YOUR OBJECTIVE:
Exact copies of all records below are needed.

==================================================

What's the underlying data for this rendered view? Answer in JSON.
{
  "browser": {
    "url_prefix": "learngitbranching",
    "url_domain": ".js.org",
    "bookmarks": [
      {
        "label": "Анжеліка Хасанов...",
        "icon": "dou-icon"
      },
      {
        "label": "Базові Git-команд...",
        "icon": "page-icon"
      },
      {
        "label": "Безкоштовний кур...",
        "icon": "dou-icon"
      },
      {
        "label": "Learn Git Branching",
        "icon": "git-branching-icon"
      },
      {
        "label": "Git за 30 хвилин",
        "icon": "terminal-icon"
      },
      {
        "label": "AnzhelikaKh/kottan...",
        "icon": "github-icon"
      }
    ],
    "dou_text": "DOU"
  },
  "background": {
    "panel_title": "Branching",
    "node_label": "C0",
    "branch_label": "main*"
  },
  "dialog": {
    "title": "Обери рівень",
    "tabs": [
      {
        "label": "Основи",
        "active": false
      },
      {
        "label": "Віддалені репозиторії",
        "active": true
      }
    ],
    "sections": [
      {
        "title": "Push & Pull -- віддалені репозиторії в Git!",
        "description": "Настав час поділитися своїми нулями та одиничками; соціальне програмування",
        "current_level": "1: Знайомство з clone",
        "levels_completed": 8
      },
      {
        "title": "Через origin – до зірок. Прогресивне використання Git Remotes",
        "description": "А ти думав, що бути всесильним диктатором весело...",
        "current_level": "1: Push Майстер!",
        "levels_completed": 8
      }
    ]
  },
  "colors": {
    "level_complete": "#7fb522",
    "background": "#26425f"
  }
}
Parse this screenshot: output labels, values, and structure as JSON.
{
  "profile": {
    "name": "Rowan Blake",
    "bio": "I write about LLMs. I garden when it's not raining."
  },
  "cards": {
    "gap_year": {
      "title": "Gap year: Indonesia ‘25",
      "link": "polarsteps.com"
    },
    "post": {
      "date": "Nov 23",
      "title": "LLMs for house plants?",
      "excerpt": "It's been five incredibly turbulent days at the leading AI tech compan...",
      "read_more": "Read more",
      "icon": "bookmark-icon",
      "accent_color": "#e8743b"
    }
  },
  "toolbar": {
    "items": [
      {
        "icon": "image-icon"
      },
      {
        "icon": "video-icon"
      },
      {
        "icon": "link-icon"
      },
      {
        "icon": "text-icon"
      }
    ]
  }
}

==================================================

RESULT:
What's the underlying data for this rendered view? Answer in JSON.
{
  "browser": {
    "url_prefix": "learngitbranching",
    "url_domain": ".js.org",
    "bookmarks": [
      {
        "label": "Анжеліка Хасанов...",
        "icon": "dou-icon"
      },
      {
        "label": "Базові Git-команд...",
        "icon": "page-icon"
      },
      {
        "label": "Безкоштовний кур...",
        "icon": "dou-icon"
      },
      {
        "label": "Learn Git Branching",
        "icon": "git-branching-icon"
      },
      {
        "label": "Git за 30 хвилин",
        "icon": "terminal-icon"
      },
      {
        "label": "AnzhelikaKh/kottan...",
        "icon": "github-icon"
      }
    ],
    "dou_text": "DOU"
  },
  "background": {
    "panel_title": "Branching",
    "node_label": "C0",
    "branch_label": "main*"
  },
  "dialog": {
    "title": "Обери рівень",
    "tabs": [
      {
        "label": "Основи",
        "active": false
      },
      {
        "label": "Віддалені репозиторії",
        "active": true
      }
    ],
    "sections": [
      {
        "title": "Push & Pull -- віддалені репозиторії в Git!",
        "description": "Настав час поділитися своїми нулями та одиничками; соціальне програмування",
        "current_level": "1: Знайомство з clone",
        "levels_completed": 8
      },
      {
        "title": "Через origin – до зірок. Прогресивне використання Git Remotes",
        "description": "А ти думав, що бути всесильним диктатором весело...",
        "current_level": "1: Push Майстер!",
        "levels_completed": 8
      }
    ]
  },
  "colors": {
    "level_complete": "#7fb522",
    "background": "#26425f"
  }
}
Parse this screenshot: output labels, values, and structure as JSON.
{
  "profile": {
    "name": "Rowan Blake",
    "bio": "I write about LLMs. I garden when it's not raining."
  },
  "cards": {
    "gap_year": {
      "title": "Gap year: Indonesia ‘25",
      "link": "polarsteps.com"
    },
    "post": {
      "date": "Nov 23",
      "title": "LLMs for house plants?",
      "excerpt": "It's been five incredibly turbulent days at the leading AI tech compan...",
      "read_more": "Read more",
      "icon": "bookmark-icon",
      "accent_color": "#e8743b"
    }
  },
  "toolbar": {
    "items": [
      {
        "icon": "image-icon"
      },
      {
        "icon": "video-icon"
      },
      {
        "icon": "link-icon"
      },
      {
        "icon": "text-icon"
      }
    ]
  }
}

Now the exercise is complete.